Print out every line of the material exactly. Include no pictures.
(Task inputs begins)
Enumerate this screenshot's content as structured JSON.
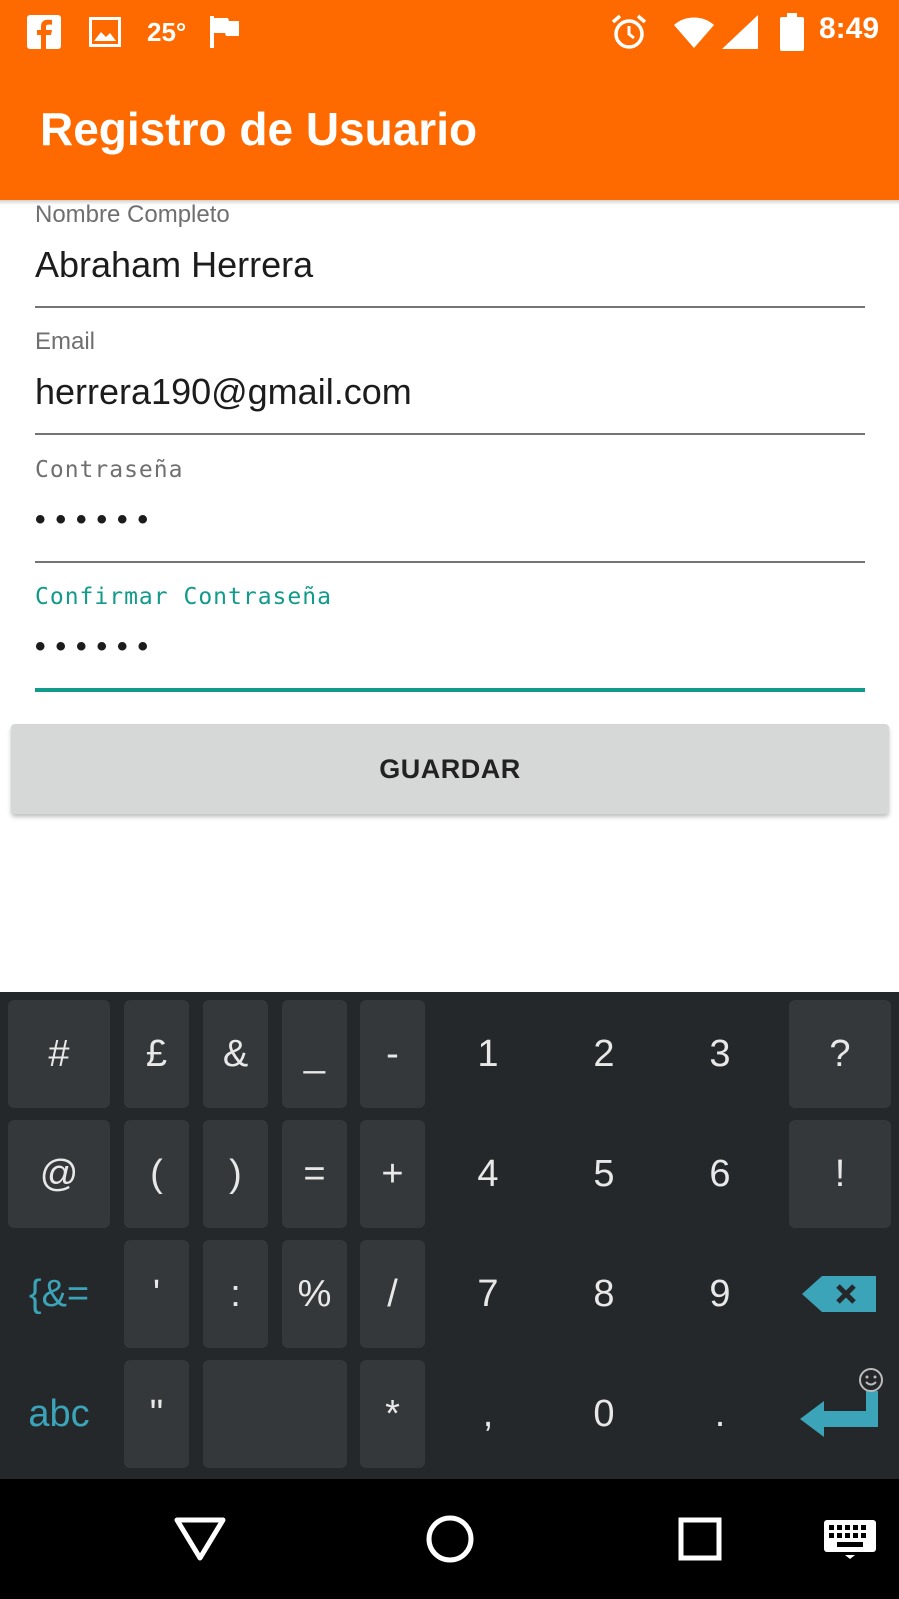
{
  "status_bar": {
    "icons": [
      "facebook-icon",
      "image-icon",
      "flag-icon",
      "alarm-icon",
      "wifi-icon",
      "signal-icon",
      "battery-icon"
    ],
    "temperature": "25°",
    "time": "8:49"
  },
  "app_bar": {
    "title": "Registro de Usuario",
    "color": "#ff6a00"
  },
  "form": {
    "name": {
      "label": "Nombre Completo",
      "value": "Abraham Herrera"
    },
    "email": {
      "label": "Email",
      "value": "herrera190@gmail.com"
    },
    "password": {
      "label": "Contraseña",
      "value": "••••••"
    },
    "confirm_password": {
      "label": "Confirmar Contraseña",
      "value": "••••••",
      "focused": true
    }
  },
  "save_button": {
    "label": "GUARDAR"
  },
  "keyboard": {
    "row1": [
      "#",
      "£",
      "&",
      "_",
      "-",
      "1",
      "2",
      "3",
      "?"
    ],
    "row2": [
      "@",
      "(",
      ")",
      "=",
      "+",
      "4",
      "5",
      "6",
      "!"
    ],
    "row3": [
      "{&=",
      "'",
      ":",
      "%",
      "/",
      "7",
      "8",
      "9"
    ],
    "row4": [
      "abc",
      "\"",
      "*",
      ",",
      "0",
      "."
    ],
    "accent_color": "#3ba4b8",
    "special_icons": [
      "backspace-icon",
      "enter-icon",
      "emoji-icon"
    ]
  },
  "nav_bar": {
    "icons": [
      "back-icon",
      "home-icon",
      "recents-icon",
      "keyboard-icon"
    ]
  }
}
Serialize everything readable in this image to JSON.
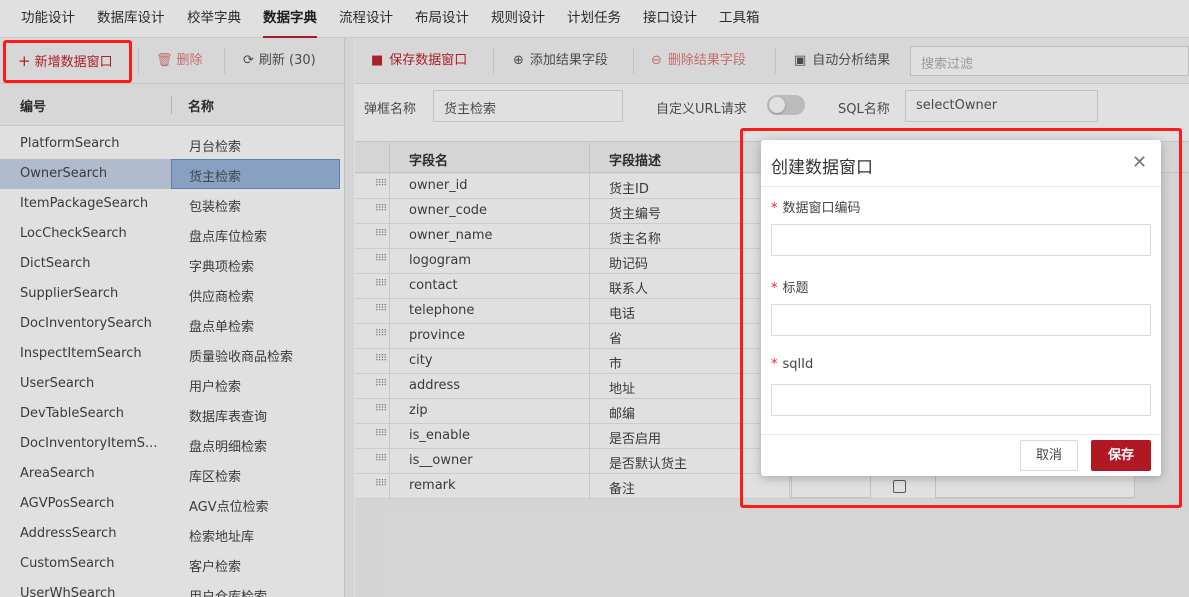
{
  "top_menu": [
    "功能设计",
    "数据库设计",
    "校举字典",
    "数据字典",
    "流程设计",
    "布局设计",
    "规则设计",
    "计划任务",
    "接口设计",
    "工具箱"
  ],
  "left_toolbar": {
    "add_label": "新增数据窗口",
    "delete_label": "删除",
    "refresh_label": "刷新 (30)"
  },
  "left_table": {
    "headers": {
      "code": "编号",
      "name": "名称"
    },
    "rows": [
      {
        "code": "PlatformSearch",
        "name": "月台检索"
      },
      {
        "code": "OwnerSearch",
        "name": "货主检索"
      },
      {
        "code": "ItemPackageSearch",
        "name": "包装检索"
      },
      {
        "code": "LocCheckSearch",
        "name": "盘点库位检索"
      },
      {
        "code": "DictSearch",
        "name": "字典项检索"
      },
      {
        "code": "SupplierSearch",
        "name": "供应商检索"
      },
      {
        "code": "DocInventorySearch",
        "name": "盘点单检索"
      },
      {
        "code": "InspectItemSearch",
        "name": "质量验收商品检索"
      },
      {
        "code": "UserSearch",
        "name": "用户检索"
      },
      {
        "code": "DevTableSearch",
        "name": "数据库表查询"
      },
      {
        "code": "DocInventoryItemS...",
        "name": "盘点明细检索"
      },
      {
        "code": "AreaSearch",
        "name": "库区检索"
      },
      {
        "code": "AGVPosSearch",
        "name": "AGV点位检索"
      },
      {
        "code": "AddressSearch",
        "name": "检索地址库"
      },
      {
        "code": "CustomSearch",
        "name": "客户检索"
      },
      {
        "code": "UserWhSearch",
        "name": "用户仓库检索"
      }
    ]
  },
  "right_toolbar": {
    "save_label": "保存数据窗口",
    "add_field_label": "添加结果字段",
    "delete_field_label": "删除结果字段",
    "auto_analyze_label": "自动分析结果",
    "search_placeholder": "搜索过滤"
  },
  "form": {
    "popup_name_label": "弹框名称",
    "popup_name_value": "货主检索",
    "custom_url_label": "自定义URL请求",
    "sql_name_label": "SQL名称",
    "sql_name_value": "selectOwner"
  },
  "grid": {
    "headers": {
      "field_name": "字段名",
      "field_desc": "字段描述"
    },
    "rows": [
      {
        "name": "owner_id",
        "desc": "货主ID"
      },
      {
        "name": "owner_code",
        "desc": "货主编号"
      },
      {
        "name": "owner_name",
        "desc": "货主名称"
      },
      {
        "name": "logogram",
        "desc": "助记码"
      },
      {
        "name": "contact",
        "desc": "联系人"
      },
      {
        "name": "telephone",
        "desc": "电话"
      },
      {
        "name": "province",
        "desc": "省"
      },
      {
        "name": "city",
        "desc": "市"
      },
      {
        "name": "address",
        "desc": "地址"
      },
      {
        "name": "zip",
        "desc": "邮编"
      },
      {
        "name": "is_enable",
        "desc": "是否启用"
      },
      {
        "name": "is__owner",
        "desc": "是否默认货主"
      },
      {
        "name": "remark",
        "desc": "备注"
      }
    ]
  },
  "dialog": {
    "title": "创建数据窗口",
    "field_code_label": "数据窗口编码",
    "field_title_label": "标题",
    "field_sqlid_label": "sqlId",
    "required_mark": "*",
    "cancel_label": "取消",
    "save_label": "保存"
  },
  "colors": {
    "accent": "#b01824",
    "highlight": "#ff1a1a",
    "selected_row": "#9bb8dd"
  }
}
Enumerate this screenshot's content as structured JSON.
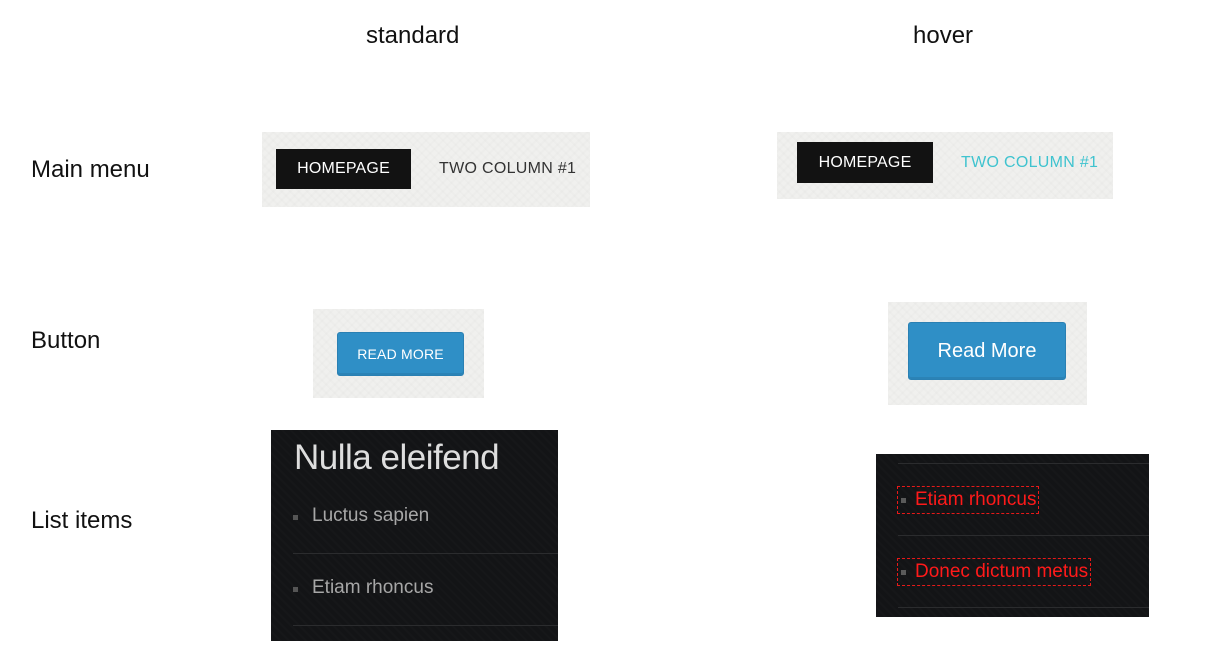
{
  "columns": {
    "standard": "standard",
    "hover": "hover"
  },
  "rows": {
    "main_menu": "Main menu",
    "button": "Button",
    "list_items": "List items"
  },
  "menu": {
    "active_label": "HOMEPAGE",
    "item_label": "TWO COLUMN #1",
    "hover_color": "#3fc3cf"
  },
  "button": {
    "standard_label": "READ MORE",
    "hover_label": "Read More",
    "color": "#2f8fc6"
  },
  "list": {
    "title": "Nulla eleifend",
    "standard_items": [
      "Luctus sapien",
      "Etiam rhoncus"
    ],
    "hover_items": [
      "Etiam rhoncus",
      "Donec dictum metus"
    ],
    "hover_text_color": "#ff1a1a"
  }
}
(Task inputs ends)
* Output for this exercise *
Enumerate this screenshot's content as structured JSON.
{
  "status_bar": {
    "icons": [
      "facebook-icon",
      "image-icon",
      "flag-icon",
      "alarm-icon",
      "wifi-icon",
      "signal-icon",
      "battery-icon"
    ],
    "temperature": "25°",
    "time": "8:49"
  },
  "app_bar": {
    "title": "Registro de Usuario",
    "color": "#ff6a00"
  },
  "form": {
    "name": {
      "label": "Nombre Completo",
      "value": "Abraham Herrera"
    },
    "email": {
      "label": "Email",
      "value": "herrera190@gmail.com"
    },
    "password": {
      "label": "Contraseña",
      "value": "••••••"
    },
    "confirm_password": {
      "label": "Confirmar Contraseña",
      "value": "••••••",
      "focused": true
    }
  },
  "save_button": {
    "label": "GUARDAR"
  },
  "keyboard": {
    "row1": [
      "#",
      "£",
      "&",
      "_",
      "-",
      "1",
      "2",
      "3",
      "?"
    ],
    "row2": [
      "@",
      "(",
      ")",
      "=",
      "+",
      "4",
      "5",
      "6",
      "!"
    ],
    "row3": [
      "{&=",
      "'",
      ":",
      "%",
      "/",
      "7",
      "8",
      "9"
    ],
    "row4": [
      "abc",
      "\"",
      "*",
      ",",
      "0",
      "."
    ],
    "accent_color": "#3ba4b8",
    "special_icons": [
      "backspace-icon",
      "enter-icon",
      "emoji-icon"
    ]
  },
  "nav_bar": {
    "icons": [
      "back-icon",
      "home-icon",
      "recents-icon",
      "keyboard-icon"
    ]
  }
}
Serialize everything readable in this image to JSON.
{
  "top_menu": [
    "功能设计",
    "数据库设计",
    "校举字典",
    "数据字典",
    "流程设计",
    "布局设计",
    "规则设计",
    "计划任务",
    "接口设计",
    "工具箱"
  ],
  "left_toolbar": {
    "add_label": "新增数据窗口",
    "delete_label": "删除",
    "refresh_label": "刷新 (30)"
  },
  "left_table": {
    "headers": {
      "code": "编号",
      "name": "名称"
    },
    "rows": [
      {
        "code": "PlatformSearch",
        "name": "月台检索"
      },
      {
        "code": "OwnerSearch",
        "name": "货主检索"
      },
      {
        "code": "ItemPackageSearch",
        "name": "包装检索"
      },
      {
        "code": "LocCheckSearch",
        "name": "盘点库位检索"
      },
      {
        "code": "DictSearch",
        "name": "字典项检索"
      },
      {
        "code": "SupplierSearch",
        "name": "供应商检索"
      },
      {
        "code": "DocInventorySearch",
        "name": "盘点单检索"
      },
      {
        "code": "InspectItemSearch",
        "name": "质量验收商品检索"
      },
      {
        "code": "UserSearch",
        "name": "用户检索"
      },
      {
        "code": "DevTableSearch",
        "name": "数据库表查询"
      },
      {
        "code": "DocInventoryItemS...",
        "name": "盘点明细检索"
      },
      {
        "code": "AreaSearch",
        "name": "库区检索"
      },
      {
        "code": "AGVPosSearch",
        "name": "AGV点位检索"
      },
      {
        "code": "AddressSearch",
        "name": "检索地址库"
      },
      {
        "code": "CustomSearch",
        "name": "客户检索"
      },
      {
        "code": "UserWhSearch",
        "name": "用户仓库检索"
      }
    ]
  },
  "right_toolbar": {
    "save_label": "保存数据窗口",
    "add_field_label": "添加结果字段",
    "delete_field_label": "删除结果字段",
    "auto_analyze_label": "自动分析结果",
    "search_placeholder": "搜索过滤"
  },
  "form": {
    "popup_name_label": "弹框名称",
    "popup_name_value": "货主检索",
    "custom_url_label": "自定义URL请求",
    "sql_name_label": "SQL名称",
    "sql_name_value": "selectOwner"
  },
  "grid": {
    "headers": {
      "field_name": "字段名",
      "field_desc": "字段描述"
    },
    "rows": [
      {
        "name": "owner_id",
        "desc": "货主ID"
      },
      {
        "name": "owner_code",
        "desc": "货主编号"
      },
      {
        "name": "owner_name",
        "desc": "货主名称"
      },
      {
        "name": "logogram",
        "desc": "助记码"
      },
      {
        "name": "contact",
        "desc": "联系人"
      },
      {
        "name": "telephone",
        "desc": "电话"
      },
      {
        "name": "province",
        "desc": "省"
      },
      {
        "name": "city",
        "desc": "市"
      },
      {
        "name": "address",
        "desc": "地址"
      },
      {
        "name": "zip",
        "desc": "邮编"
      },
      {
        "name": "is_enable",
        "desc": "是否启用"
      },
      {
        "name": "is__owner",
        "desc": "是否默认货主"
      },
      {
        "name": "remark",
        "desc": "备注"
      }
    ]
  },
  "dialog": {
    "title": "创建数据窗口",
    "field_code_label": "数据窗口编码",
    "field_title_label": "标题",
    "field_sqlid_label": "sqlId",
    "required_mark": "*",
    "cancel_label": "取消",
    "save_label": "保存"
  },
  "colors": {
    "accent": "#b01824",
    "highlight": "#ff1a1a",
    "selected_row": "#9bb8dd"
  }
}
Enumerate this screenshot's content as structured JSON.
{
  "columns": {
    "standard": "standard",
    "hover": "hover"
  },
  "rows": {
    "main_menu": "Main menu",
    "button": "Button",
    "list_items": "List items"
  },
  "menu": {
    "active_label": "HOMEPAGE",
    "item_label": "TWO COLUMN #1",
    "hover_color": "#3fc3cf"
  },
  "button": {
    "standard_label": "READ MORE",
    "hover_label": "Read More",
    "color": "#2f8fc6"
  },
  "list": {
    "title": "Nulla eleifend",
    "standard_items": [
      "Luctus sapien",
      "Etiam rhoncus"
    ],
    "hover_items": [
      "Etiam rhoncus",
      "Donec dictum metus"
    ],
    "hover_text_color": "#ff1a1a"
  }
}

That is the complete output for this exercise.